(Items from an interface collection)
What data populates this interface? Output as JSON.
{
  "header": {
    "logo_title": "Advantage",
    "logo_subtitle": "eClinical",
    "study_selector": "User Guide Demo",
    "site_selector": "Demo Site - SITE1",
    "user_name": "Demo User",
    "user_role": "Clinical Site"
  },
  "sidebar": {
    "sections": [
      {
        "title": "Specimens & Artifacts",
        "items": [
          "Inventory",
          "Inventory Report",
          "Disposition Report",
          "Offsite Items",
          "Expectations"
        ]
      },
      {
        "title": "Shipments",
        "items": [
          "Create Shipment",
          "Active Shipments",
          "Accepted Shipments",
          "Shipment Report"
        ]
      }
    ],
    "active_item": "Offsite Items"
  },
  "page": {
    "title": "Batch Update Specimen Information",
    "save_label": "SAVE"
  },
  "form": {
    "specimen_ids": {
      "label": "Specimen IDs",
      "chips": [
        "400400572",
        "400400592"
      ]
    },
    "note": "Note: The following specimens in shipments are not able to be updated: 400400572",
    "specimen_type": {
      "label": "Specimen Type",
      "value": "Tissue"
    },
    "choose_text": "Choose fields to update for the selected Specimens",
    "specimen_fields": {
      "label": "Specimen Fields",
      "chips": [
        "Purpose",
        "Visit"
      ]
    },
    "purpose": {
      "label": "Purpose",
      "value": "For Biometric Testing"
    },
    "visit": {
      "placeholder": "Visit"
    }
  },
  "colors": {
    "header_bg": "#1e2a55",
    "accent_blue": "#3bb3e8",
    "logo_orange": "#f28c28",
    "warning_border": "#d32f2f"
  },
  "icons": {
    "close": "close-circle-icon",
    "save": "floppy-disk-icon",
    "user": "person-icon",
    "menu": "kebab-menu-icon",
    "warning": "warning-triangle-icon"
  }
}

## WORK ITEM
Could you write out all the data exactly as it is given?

## RESPONSE AREA
What data populates this interface? Output as JSON.
{
  "header": {
    "logo_title": "Advantage",
    "logo_subtitle": "eClinical",
    "study_selector": "User Guide Demo",
    "site_selector": "Demo Site - SITE1",
    "user_name": "Demo User",
    "user_role": "Clinical Site"
  },
  "sidebar": {
    "sections": [
      {
        "title": "Specimens & Artifacts",
        "items": [
          "Inventory",
          "Inventory Report",
          "Disposition Report",
          "Offsite Items",
          "Expectations"
        ]
      },
      {
        "title": "Shipments",
        "items": [
          "Create Shipment",
          "Active Shipments",
          "Accepted Shipments",
          "Shipment Report"
        ]
      }
    ],
    "active_item": "Offsite Items"
  },
  "page": {
    "title": "Batch Update Specimen Information",
    "save_label": "SAVE"
  },
  "form": {
    "specimen_ids": {
      "label": "Specimen IDs",
      "chips": [
        "400400572",
        "400400592"
      ]
    },
    "note": "Note: The following specimens in shipments are not able to be updated: 400400572",
    "specimen_type": {
      "label": "Specimen Type",
      "value": "Tissue"
    },
    "choose_text": "Choose fields to update for the selected Specimens",
    "specimen_fields": {
      "label": "Specimen Fields",
      "chips": [
        "Purpose",
        "Visit"
      ]
    },
    "purpose": {
      "label": "Purpose",
      "value": "For Biometric Testing"
    },
    "visit": {
      "placeholder": "Visit"
    }
  },
  "colors": {
    "header_bg": "#1e2a55",
    "accent_blue": "#3bb3e8",
    "logo_orange": "#f28c28",
    "warning_border": "#d32f2f"
  },
  "icons": {
    "close": "close-circle-icon",
    "save": "floppy-disk-icon",
    "user": "person-icon",
    "menu": "kebab-menu-icon",
    "warning": "warning-triangle-icon"
  }
}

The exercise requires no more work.